Component data from apps and pages:
====

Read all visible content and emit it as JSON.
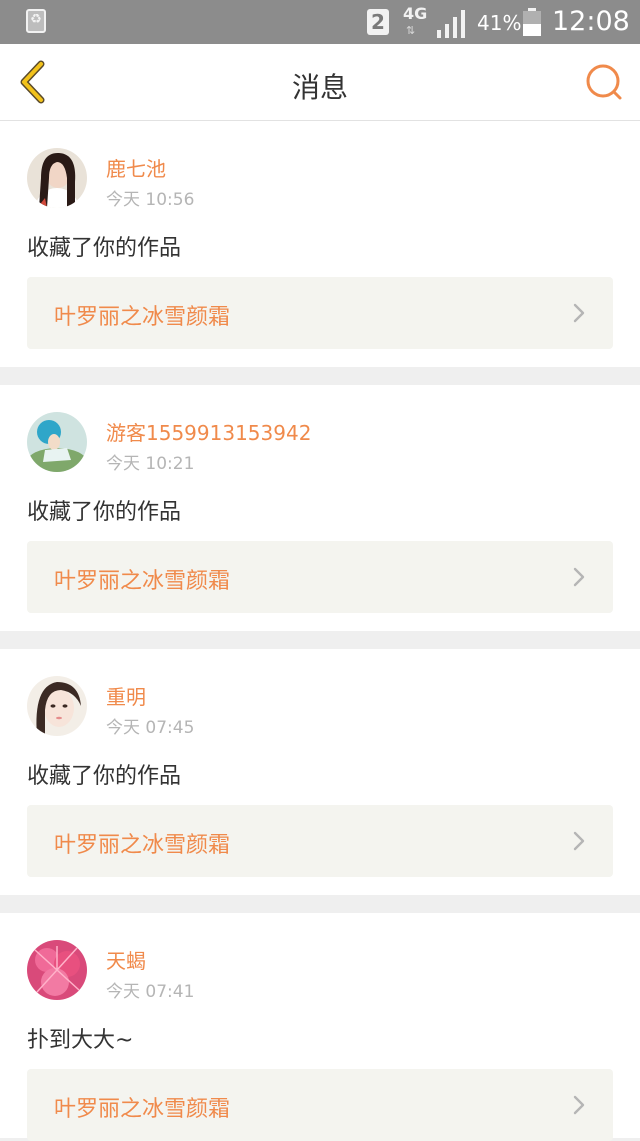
{
  "status_bar": {
    "sim_slot": "2",
    "network": "4G",
    "battery_percent": "41%",
    "time": "12:08"
  },
  "header": {
    "title": "消息",
    "back_icon": "back-chevron-icon",
    "search_icon": "search-icon"
  },
  "colors": {
    "accent": "#f08a4b",
    "back_arrow": "#f2b21b",
    "text_primary": "#333333",
    "text_secondary": "#b5b5b5",
    "card_link_bg": "#f4f4ef"
  },
  "messages": [
    {
      "name": "鹿七池",
      "time": "今天 10:56",
      "text": "收藏了你的作品",
      "work": "叶罗丽之冰雪颜霜"
    },
    {
      "name": "游客1559913153942",
      "time": "今天 10:21",
      "text": "收藏了你的作品",
      "work": "叶罗丽之冰雪颜霜"
    },
    {
      "name": "重明",
      "time": "今天 07:45",
      "text": "收藏了你的作品",
      "work": "叶罗丽之冰雪颜霜"
    },
    {
      "name": "天蝎",
      "time": "今天 07:41",
      "text": "扑到大大~",
      "work": "叶罗丽之冰雪颜霜"
    }
  ]
}
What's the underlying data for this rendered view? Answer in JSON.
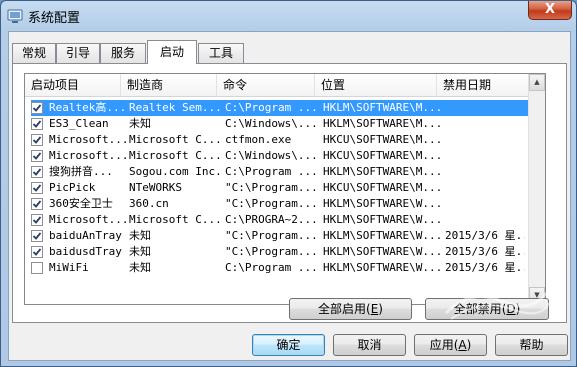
{
  "window": {
    "title": "系统配置",
    "close_label": "X"
  },
  "tabs": [
    {
      "label": "常规",
      "active": false
    },
    {
      "label": "引导",
      "active": false
    },
    {
      "label": "服务",
      "active": false
    },
    {
      "label": "启动",
      "active": true
    },
    {
      "label": "工具",
      "active": false
    }
  ],
  "columns": [
    "启动项目",
    "制造商",
    "命令",
    "位置",
    "禁用日期"
  ],
  "rows": [
    {
      "checked": true,
      "selected": true,
      "cells": [
        "Realtek高...",
        "Realtek Sem...",
        "C:\\Program ...",
        "HKLM\\SOFTWARE\\M...",
        ""
      ]
    },
    {
      "checked": true,
      "selected": false,
      "cells": [
        "ES3_Clean",
        "未知",
        "C:\\Windows\\...",
        "HKLM\\SOFTWARE\\M...",
        ""
      ]
    },
    {
      "checked": true,
      "selected": false,
      "cells": [
        "Microsoft...",
        "Microsoft C...",
        "ctfmon.exe",
        "HKCU\\SOFTWARE\\M...",
        ""
      ]
    },
    {
      "checked": true,
      "selected": false,
      "cells": [
        "Microsoft...",
        "Microsoft C...",
        "C:\\Windows\\...",
        "HKCU\\SOFTWARE\\M...",
        ""
      ]
    },
    {
      "checked": true,
      "selected": false,
      "cells": [
        "搜狗拼音...",
        "Sogou.com Inc.",
        "C:\\Program ...",
        "HKLM\\SOFTWARE\\M...",
        ""
      ]
    },
    {
      "checked": true,
      "selected": false,
      "cells": [
        "PicPick",
        "NTeWORKS",
        "\"C:\\Program...",
        "HKCU\\SOFTWARE\\M...",
        ""
      ]
    },
    {
      "checked": true,
      "selected": false,
      "cells": [
        "360安全卫士",
        "360.cn",
        "\"C:\\Program...",
        "HKLM\\SOFTWARE\\W...",
        ""
      ]
    },
    {
      "checked": true,
      "selected": false,
      "cells": [
        "Microsoft...",
        "Microsoft C...",
        "C:\\PROGRA~2...",
        "HKLM\\SOFTWARE\\W...",
        ""
      ]
    },
    {
      "checked": true,
      "selected": false,
      "cells": [
        "baiduAnTray",
        "未知",
        "\"C:\\Program...",
        "HKLM\\SOFTWARE\\W...",
        "2015/3/6 星..."
      ]
    },
    {
      "checked": true,
      "selected": false,
      "cells": [
        "baidusdTray",
        "未知",
        "\"C:\\Program...",
        "HKLM\\SOFTWARE\\W...",
        "2015/3/6 星..."
      ]
    },
    {
      "checked": false,
      "selected": false,
      "cells": [
        "MiWiFi",
        "未知",
        "C:\\Program ...",
        "HKLM\\SOFTWARE\\W...",
        "2015/3/6 星..."
      ]
    }
  ],
  "buttons": {
    "enable_all": {
      "label": "全部启用",
      "key": "E"
    },
    "disable_all": {
      "label": "全部禁用",
      "key": "D"
    },
    "ok": "确定",
    "cancel": "取消",
    "apply": {
      "label": "应用",
      "key": "A"
    },
    "help": "帮助"
  },
  "colors": {
    "selection": "#3399ff",
    "titlebar": "#b4cde8",
    "close": "#c03a1b"
  },
  "icons": {
    "app": "system-config-icon",
    "check": "checkmark-icon"
  }
}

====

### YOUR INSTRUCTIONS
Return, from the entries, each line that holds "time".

### SOLUTION FOR THIS EXERCISE
    "time": "12:08"
      "time": "今天 10:56",
      "time": "今天 10:21",
      "time": "今天 07:45",
      "time": "今天 07:41",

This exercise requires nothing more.